Data records for software interfaces:

_ _ _ _

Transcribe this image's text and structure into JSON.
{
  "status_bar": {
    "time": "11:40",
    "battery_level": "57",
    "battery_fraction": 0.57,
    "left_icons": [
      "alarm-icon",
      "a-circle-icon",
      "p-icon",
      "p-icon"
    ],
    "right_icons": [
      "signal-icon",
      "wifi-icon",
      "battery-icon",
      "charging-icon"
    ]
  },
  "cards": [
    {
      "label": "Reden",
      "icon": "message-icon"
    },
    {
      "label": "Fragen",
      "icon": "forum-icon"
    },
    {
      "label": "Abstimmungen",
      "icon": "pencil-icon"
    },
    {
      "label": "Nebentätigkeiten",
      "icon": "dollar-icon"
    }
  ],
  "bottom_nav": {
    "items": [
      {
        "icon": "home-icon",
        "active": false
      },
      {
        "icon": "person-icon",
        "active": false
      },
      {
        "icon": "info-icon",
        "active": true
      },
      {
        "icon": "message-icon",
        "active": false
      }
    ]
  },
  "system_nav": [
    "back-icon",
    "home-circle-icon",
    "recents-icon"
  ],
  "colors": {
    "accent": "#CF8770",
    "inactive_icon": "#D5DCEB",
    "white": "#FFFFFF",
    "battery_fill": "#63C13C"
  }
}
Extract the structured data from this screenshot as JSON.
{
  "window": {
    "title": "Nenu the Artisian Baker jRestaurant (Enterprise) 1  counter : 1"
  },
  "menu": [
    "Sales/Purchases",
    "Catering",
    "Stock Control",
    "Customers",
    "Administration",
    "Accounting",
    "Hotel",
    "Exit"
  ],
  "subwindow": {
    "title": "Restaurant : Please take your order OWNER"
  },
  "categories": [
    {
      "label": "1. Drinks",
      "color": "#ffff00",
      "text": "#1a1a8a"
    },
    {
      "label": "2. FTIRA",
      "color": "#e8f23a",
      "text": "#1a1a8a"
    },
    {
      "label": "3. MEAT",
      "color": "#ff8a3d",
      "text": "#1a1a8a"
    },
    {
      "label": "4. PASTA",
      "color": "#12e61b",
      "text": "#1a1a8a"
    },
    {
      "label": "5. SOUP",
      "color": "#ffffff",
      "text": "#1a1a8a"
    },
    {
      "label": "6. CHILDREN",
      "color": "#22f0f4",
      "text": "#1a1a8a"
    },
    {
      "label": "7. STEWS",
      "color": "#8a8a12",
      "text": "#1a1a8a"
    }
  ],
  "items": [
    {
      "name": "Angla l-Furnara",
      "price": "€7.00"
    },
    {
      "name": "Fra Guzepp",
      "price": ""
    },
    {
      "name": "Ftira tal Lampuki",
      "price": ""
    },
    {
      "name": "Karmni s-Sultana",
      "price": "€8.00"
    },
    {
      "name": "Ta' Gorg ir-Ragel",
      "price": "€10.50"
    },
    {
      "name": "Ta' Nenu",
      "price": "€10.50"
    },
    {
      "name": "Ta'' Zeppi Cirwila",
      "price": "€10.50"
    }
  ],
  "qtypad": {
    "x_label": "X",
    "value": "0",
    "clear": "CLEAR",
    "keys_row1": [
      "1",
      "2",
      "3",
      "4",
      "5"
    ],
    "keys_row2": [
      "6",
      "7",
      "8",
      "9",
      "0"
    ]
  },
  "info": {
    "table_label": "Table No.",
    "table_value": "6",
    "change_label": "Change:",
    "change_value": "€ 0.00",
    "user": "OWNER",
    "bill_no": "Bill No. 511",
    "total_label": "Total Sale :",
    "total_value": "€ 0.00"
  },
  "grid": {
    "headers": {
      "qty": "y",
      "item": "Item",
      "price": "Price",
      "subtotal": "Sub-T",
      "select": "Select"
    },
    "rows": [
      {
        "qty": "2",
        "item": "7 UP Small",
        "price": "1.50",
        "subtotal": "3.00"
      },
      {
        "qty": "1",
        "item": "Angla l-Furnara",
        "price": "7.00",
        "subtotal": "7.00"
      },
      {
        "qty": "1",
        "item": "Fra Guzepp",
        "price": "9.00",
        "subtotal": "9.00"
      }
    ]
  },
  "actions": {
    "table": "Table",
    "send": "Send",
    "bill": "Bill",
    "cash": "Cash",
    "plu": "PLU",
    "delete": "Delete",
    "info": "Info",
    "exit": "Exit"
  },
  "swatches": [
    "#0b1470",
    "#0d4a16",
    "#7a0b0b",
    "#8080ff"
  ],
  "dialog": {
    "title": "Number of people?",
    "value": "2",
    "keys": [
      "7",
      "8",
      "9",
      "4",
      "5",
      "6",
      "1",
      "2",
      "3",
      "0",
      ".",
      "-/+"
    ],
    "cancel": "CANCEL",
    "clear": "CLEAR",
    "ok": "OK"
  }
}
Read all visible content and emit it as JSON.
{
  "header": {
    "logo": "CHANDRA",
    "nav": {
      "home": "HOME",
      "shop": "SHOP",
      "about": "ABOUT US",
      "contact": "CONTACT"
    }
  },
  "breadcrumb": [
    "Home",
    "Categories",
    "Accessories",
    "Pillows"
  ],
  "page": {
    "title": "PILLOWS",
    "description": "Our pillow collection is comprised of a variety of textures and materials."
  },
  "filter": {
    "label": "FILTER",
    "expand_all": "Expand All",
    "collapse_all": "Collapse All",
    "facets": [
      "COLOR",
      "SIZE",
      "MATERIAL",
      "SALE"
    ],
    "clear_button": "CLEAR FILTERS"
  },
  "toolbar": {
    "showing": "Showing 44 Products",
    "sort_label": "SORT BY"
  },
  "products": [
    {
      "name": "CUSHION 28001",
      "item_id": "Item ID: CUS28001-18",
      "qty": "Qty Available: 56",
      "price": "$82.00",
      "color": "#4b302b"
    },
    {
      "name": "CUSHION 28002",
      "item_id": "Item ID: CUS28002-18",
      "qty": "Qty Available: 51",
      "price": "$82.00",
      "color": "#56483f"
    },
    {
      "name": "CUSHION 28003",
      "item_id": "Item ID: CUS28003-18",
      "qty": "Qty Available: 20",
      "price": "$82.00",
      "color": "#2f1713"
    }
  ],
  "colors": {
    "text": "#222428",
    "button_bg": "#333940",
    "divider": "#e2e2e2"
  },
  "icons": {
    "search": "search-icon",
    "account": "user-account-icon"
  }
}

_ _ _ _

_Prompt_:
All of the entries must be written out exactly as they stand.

_Response_:
Transcribe this image's text and structure into JSON.
{
  "status_bar": {
    "time": "11:40",
    "battery_level": "57",
    "battery_fraction": 0.57,
    "left_icons": [
      "alarm-icon",
      "a-circle-icon",
      "p-icon",
      "p-icon"
    ],
    "right_icons": [
      "signal-icon",
      "wifi-icon",
      "battery-icon",
      "charging-icon"
    ]
  },
  "cards": [
    {
      "label": "Reden",
      "icon": "message-icon"
    },
    {
      "label": "Fragen",
      "icon": "forum-icon"
    },
    {
      "label": "Abstimmungen",
      "icon": "pencil-icon"
    },
    {
      "label": "Nebentätigkeiten",
      "icon": "dollar-icon"
    }
  ],
  "bottom_nav": {
    "items": [
      {
        "icon": "home-icon",
        "active": false
      },
      {
        "icon": "person-icon",
        "active": false
      },
      {
        "icon": "info-icon",
        "active": true
      },
      {
        "icon": "message-icon",
        "active": false
      }
    ]
  },
  "system_nav": [
    "back-icon",
    "home-circle-icon",
    "recents-icon"
  ],
  "colors": {
    "accent": "#CF8770",
    "inactive_icon": "#D5DCEB",
    "white": "#FFFFFF",
    "battery_fill": "#63C13C"
  }
}
Extract the structured data from this screenshot as JSON.
{
  "window": {
    "title": "Nenu the Artisian Baker jRestaurant (Enterprise) 1  counter : 1"
  },
  "menu": [
    "Sales/Purchases",
    "Catering",
    "Stock Control",
    "Customers",
    "Administration",
    "Accounting",
    "Hotel",
    "Exit"
  ],
  "subwindow": {
    "title": "Restaurant : Please take your order OWNER"
  },
  "categories": [
    {
      "label": "1. Drinks",
      "color": "#ffff00",
      "text": "#1a1a8a"
    },
    {
      "label": "2. FTIRA",
      "color": "#e8f23a",
      "text": "#1a1a8a"
    },
    {
      "label": "3. MEAT",
      "color": "#ff8a3d",
      "text": "#1a1a8a"
    },
    {
      "label": "4. PASTA",
      "color": "#12e61b",
      "text": "#1a1a8a"
    },
    {
      "label": "5. SOUP",
      "color": "#ffffff",
      "text": "#1a1a8a"
    },
    {
      "label": "6. CHILDREN",
      "color": "#22f0f4",
      "text": "#1a1a8a"
    },
    {
      "label": "7. STEWS",
      "color": "#8a8a12",
      "text": "#1a1a8a"
    }
  ],
  "items": [
    {
      "name": "Angla l-Furnara",
      "price": "€7.00"
    },
    {
      "name": "Fra Guzepp",
      "price": ""
    },
    {
      "name": "Ftira tal Lampuki",
      "price": ""
    },
    {
      "name": "Karmni s-Sultana",
      "price": "€8.00"
    },
    {
      "name": "Ta' Gorg ir-Ragel",
      "price": "€10.50"
    },
    {
      "name": "Ta' Nenu",
      "price": "€10.50"
    },
    {
      "name": "Ta'' Zeppi Cirwila",
      "price": "€10.50"
    }
  ],
  "qtypad": {
    "x_label": "X",
    "value": "0",
    "clear": "CLEAR",
    "keys_row1": [
      "1",
      "2",
      "3",
      "4",
      "5"
    ],
    "keys_row2": [
      "6",
      "7",
      "8",
      "9",
      "0"
    ]
  },
  "info": {
    "table_label": "Table No.",
    "table_value": "6",
    "change_label": "Change:",
    "change_value": "€ 0.00",
    "user": "OWNER",
    "bill_no": "Bill No. 511",
    "total_label": "Total Sale :",
    "total_value": "€ 0.00"
  },
  "grid": {
    "headers": {
      "qty": "y",
      "item": "Item",
      "price": "Price",
      "subtotal": "Sub-T",
      "select": "Select"
    },
    "rows": [
      {
        "qty": "2",
        "item": "7 UP Small",
        "price": "1.50",
        "subtotal": "3.00"
      },
      {
        "qty": "1",
        "item": "Angla l-Furnara",
        "price": "7.00",
        "subtotal": "7.00"
      },
      {
        "qty": "1",
        "item": "Fra Guzepp",
        "price": "9.00",
        "subtotal": "9.00"
      }
    ]
  },
  "actions": {
    "table": "Table",
    "send": "Send",
    "bill": "Bill",
    "cash": "Cash",
    "plu": "PLU",
    "delete": "Delete",
    "info": "Info",
    "exit": "Exit"
  },
  "swatches": [
    "#0b1470",
    "#0d4a16",
    "#7a0b0b",
    "#8080ff"
  ],
  "dialog": {
    "title": "Number of people?",
    "value": "2",
    "keys": [
      "7",
      "8",
      "9",
      "4",
      "5",
      "6",
      "1",
      "2",
      "3",
      "0",
      ".",
      "-/+"
    ],
    "cancel": "CANCEL",
    "clear": "CLEAR",
    "ok": "OK"
  }
}
Read all visible content and emit it as JSON.
{
  "header": {
    "logo": "CHANDRA",
    "nav": {
      "home": "HOME",
      "shop": "SHOP",
      "about": "ABOUT US",
      "contact": "CONTACT"
    }
  },
  "breadcrumb": [
    "Home",
    "Categories",
    "Accessories",
    "Pillows"
  ],
  "page": {
    "title": "PILLOWS",
    "description": "Our pillow collection is comprised of a variety of textures and materials."
  },
  "filter": {
    "label": "FILTER",
    "expand_all": "Expand All",
    "collapse_all": "Collapse All",
    "facets": [
      "COLOR",
      "SIZE",
      "MATERIAL",
      "SALE"
    ],
    "clear_button": "CLEAR FILTERS"
  },
  "toolbar": {
    "showing": "Showing 44 Products",
    "sort_label": "SORT BY"
  },
  "products": [
    {
      "name": "CUSHION 28001",
      "item_id": "Item ID: CUS28001-18",
      "qty": "Qty Available: 56",
      "price": "$82.00",
      "color": "#4b302b"
    },
    {
      "name": "CUSHION 28002",
      "item_id": "Item ID: CUS28002-18",
      "qty": "Qty Available: 51",
      "price": "$82.00",
      "color": "#56483f"
    },
    {
      "name": "CUSHION 28003",
      "item_id": "Item ID: CUS28003-18",
      "qty": "Qty Available: 20",
      "price": "$82.00",
      "color": "#2f1713"
    }
  ],
  "colors": {
    "text": "#222428",
    "button_bg": "#333940",
    "divider": "#e2e2e2"
  },
  "icons": {
    "search": "search-icon",
    "account": "user-account-icon"
  }
}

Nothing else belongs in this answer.